═════ Data to examine
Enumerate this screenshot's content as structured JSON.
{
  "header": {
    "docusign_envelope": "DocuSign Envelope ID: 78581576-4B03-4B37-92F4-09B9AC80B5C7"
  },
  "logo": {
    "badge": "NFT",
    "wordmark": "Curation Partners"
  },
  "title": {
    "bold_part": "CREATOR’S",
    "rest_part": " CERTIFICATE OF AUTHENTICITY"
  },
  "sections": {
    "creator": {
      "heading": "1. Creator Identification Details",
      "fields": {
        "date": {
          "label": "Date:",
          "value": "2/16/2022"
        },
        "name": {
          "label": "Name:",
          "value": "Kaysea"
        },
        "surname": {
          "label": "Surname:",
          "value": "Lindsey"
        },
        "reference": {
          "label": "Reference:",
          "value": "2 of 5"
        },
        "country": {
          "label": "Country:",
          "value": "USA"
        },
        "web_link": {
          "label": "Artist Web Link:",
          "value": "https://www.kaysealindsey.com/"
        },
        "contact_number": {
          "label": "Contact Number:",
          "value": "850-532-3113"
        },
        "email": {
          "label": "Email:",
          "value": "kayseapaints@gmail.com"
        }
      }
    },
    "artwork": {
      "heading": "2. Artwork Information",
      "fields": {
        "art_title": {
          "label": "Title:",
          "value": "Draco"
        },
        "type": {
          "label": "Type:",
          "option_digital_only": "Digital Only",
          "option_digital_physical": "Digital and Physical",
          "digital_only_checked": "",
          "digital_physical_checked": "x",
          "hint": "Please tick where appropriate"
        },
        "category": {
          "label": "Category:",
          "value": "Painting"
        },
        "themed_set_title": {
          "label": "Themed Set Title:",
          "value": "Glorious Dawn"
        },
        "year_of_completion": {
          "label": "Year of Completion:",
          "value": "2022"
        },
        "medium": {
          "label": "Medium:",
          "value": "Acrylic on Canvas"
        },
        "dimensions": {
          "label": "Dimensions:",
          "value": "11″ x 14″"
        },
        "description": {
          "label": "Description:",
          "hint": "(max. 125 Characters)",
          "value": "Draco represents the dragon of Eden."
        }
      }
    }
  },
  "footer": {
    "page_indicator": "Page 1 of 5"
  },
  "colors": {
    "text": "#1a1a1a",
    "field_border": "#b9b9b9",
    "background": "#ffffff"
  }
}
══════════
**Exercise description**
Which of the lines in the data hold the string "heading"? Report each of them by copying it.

**Expected output**
      "heading": "1. Creator Identification Details",
      "heading": "2. Artwork Information",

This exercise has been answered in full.